Book Blasting #bookblast
Heard of App Smashing? Just in case you haven’t it is ‘the process of using multiple apps in conjunction with one another to complete a final task.’ Perhaps then you have heard of the music mash up? Again the dictionary definition ‘a recording that combines vocal and instrumental tracks from two or more recordings.’
So these are tech answers to something teachers have probably been doing for decades. I have decided to call this ‘Book Blasting,’ using multiple books to inspire pupils to come up with a final outcome.
I have decided on the following ‘rules’ in order to create the ultimate ‘book blasts.’
1) It should be 3 or more books
2) Linked by theme/character/setting etc
3) There should be a range of genre including fiction and non-fiction.
4) They should inspire a range of writing activities.
In short there should be a diverse range of books.
Here is one of my examples.
The three books I have chosen are:
· ‘Flanimals’ by Ricky Gervais
· ‘The Land of Never Believe’ by Norman Messenger
· ‘Through the Looking-Glass, and What Alice Found There’ by Lewis Carroll
If we start with ‘Flanimals’ we can see a range of creatures such as the ‘Grundit’ who “staggers around half-witted and grumpy, trying to start trouble.” The ‘Blungling’ who “hamble-springs around happily caring for its young. It’s not so happy when it has to watch the adult Mernimbler rip its baby’s head off.”
As you can see; lots of made up creatures names along with illustrations of each creature. The descriptions include further nonsense words for description such as ‘gruntloid’ and ‘sproodling’
The students could draw their own creatures and develop descriptions for them using strange nonsense words, they could create a nonsense word class dictionary in order for there to be some commonality of language.
This is where our second book of the ‘Book Blast’ comes in. ‘The Land of Never Believe’ is a wonderful book which is set out like a children’s encyclopaedia with hand drawn plates. However it is completely made up.
Examples of creatures from The Land of Never Believe are ‘The Fisher Bird’
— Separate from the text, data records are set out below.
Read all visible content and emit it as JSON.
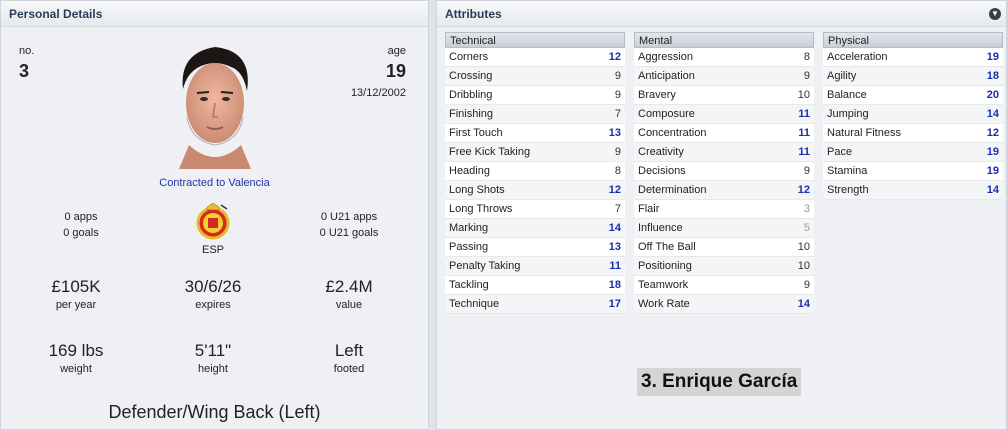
{
  "personal": {
    "title": "Personal Details",
    "no_label": "no.",
    "no_value": "3",
    "age_label": "age",
    "age_value": "19",
    "dob": "13/12/2002",
    "contract": "Contracted to Valencia",
    "apps": "0 apps",
    "goals": "0 goals",
    "u21_apps": "0 U21 apps",
    "u21_goals": "0 U21 goals",
    "nation": "ESP",
    "wage": "£105K",
    "wage_sub": "per year",
    "expires": "30/6/26",
    "expires_sub": "expires",
    "value": "£2.4M",
    "value_sub": "value",
    "weight": "169 lbs",
    "weight_sub": "weight",
    "height": "5'11\"",
    "height_sub": "height",
    "foot": "Left",
    "foot_sub": "footed",
    "position": "Defender/Wing Back (Left)"
  },
  "attributes": {
    "title": "Attributes",
    "player_name": "3. Enrique García",
    "technical": {
      "label": "Technical",
      "items": [
        {
          "name": "Corners",
          "value": "12"
        },
        {
          "name": "Crossing",
          "value": "9"
        },
        {
          "name": "Dribbling",
          "value": "9"
        },
        {
          "name": "Finishing",
          "value": "7"
        },
        {
          "name": "First Touch",
          "value": "13"
        },
        {
          "name": "Free Kick Taking",
          "value": "9"
        },
        {
          "name": "Heading",
          "value": "8"
        },
        {
          "name": "Long Shots",
          "value": "12"
        },
        {
          "name": "Long Throws",
          "value": "7"
        },
        {
          "name": "Marking",
          "value": "14"
        },
        {
          "name": "Passing",
          "value": "13"
        },
        {
          "name": "Penalty Taking",
          "value": "11"
        },
        {
          "name": "Tackling",
          "value": "18"
        },
        {
          "name": "Technique",
          "value": "17"
        }
      ]
    },
    "mental": {
      "label": "Mental",
      "items": [
        {
          "name": "Aggression",
          "value": "8"
        },
        {
          "name": "Anticipation",
          "value": "9"
        },
        {
          "name": "Bravery",
          "value": "10"
        },
        {
          "name": "Composure",
          "value": "11"
        },
        {
          "name": "Concentration",
          "value": "11"
        },
        {
          "name": "Creativity",
          "value": "11"
        },
        {
          "name": "Decisions",
          "value": "9"
        },
        {
          "name": "Determination",
          "value": "12"
        },
        {
          "name": "Flair",
          "value": "3"
        },
        {
          "name": "Influence",
          "value": "5"
        },
        {
          "name": "Off The Ball",
          "value": "10"
        },
        {
          "name": "Positioning",
          "value": "10"
        },
        {
          "name": "Teamwork",
          "value": "9"
        },
        {
          "name": "Work Rate",
          "value": "14"
        }
      ]
    },
    "physical": {
      "label": "Physical",
      "items": [
        {
          "name": "Acceleration",
          "value": "19"
        },
        {
          "name": "Agility",
          "value": "18"
        },
        {
          "name": "Balance",
          "value": "20"
        },
        {
          "name": "Jumping",
          "value": "14"
        },
        {
          "name": "Natural Fitness",
          "value": "12"
        },
        {
          "name": "Pace",
          "value": "19"
        },
        {
          "name": "Stamina",
          "value": "19"
        },
        {
          "name": "Strength",
          "value": "14"
        }
      ]
    }
  },
  "colors": {
    "high": "#1a2fb0",
    "mid": "#333333",
    "low": "#9a9a9a"
  }
}
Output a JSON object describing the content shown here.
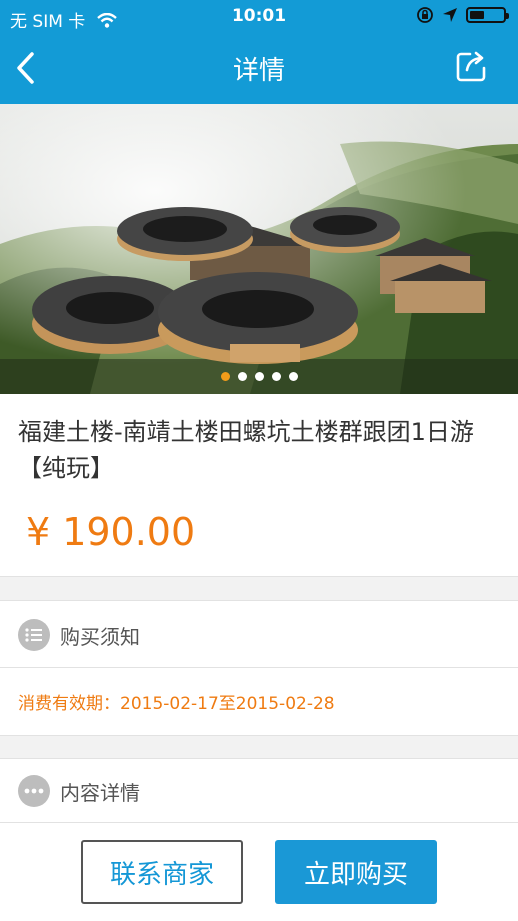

“Disguised as fish, these sleek, clever birds sit quietly in a menacing row, waiting to strike, which they do with phenomenal speed”
‘The Lurking Otter’ is another made up creature which “pretends to be a rock as it waits for passing fish.” Mr Messenger had an enormous fright when he sat on one.
The students could create their own “Land of Never Believe” in order to house the new creatures that they came up with when looking at ‘Flanimals.’ The book could then inspire some explanation and ‘Non-chronological report’ writing where the children add many more details to their creatures such as habitat, feeding habits etc.
This then leads onto the third book. ‘Through the looking glass and what Alice saw there’ by Lewis Carroll written in 1872. I will only use ‘The Jabberwocky,’ poem from the text as it links to the previous two, it has a number of strange creatures contained within its verses, the ‘frumious bandersnatch’ and the ‘slithy toves.’ But these pale into insignificance when compared to ‘The Jabberwocky.’
“Beware the Jabberwock, my son!
The jaws that bite, the claws that catch!”
These lines are the warning that the young hero is given. Teachers can analyse the poem with their class and the strange creatures that the students have invented can then be incorporated into their own poems.
Following the creation of their poems the students can create a narrative which tells the story of the young boy looking for and overcoming the Jabberwocky, a retelling could be developed by the students creating their own narratives containing their own scary creature.
Perhaps this would take a whole half term to create and in my classroom I would definitely be using some visual stimuli alongside but you can see how finding these three very different texts your lessons could ‘Blast off’
Enjoy ‘Book Blasting’ I would love to hear of any ideas you have for a ‘book blast’